The perceptual organization of rhythmic stimuli can be considered to be a paradigm for the perception of structure in time. An experiment is described in which subjects were asked to organize simple auditory rhythmic patterns. These data are presented as distributions of responses within subjects and across subjects. A fine temporal resolution histogram plot of within subject data provides some supporting evidence for a quantum theory for the perception of time. A latent variable structural equation model of Garner's run and gap principle is fit to these data. The hypothesis that the length of time a subject requires to respond to a rhythm influences the perceived structure is tested and it is found that latency to response has a significant but negligible effect on the perceived structure. A second set of predictions is generated from a model based on minimization of redundancy as defined in information theoretic terms, and two models based on these predictions are fit to the data. It is found that one of the information theoretic models provides a much better fit to the experimental data than do the run--gap models.
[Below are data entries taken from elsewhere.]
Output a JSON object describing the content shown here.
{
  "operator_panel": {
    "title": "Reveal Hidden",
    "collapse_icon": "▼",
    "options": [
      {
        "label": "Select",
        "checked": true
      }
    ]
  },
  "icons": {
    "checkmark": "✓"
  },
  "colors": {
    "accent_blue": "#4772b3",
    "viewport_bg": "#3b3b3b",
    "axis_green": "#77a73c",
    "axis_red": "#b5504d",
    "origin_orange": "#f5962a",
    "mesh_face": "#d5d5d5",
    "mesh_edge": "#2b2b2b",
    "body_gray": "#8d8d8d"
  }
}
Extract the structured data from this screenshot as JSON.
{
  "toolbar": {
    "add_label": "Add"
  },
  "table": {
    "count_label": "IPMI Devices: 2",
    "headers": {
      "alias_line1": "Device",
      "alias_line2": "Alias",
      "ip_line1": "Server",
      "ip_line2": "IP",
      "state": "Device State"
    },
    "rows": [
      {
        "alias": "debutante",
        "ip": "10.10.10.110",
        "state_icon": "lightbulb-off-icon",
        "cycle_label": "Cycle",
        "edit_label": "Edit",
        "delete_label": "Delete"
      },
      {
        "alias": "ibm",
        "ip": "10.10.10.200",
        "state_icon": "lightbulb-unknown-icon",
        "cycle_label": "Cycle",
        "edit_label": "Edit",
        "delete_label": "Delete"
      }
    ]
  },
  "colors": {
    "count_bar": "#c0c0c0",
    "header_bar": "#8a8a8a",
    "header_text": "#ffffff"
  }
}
A third set of predictions is generated from an energy transfer calculation and two models based on these predictions are fit to the data. One of these two models fits the data somewhat better than the run--gap model, but not nearly so well as the entropy model. Model parameters are compared across individuals and within individuals to test whether there is a discernible difference between musically trained and musically untrained individuals. It is found that the estimated prediction parameters from the run--gap model provide a good discriminating function for discerning musicians from non--musicians within the sample.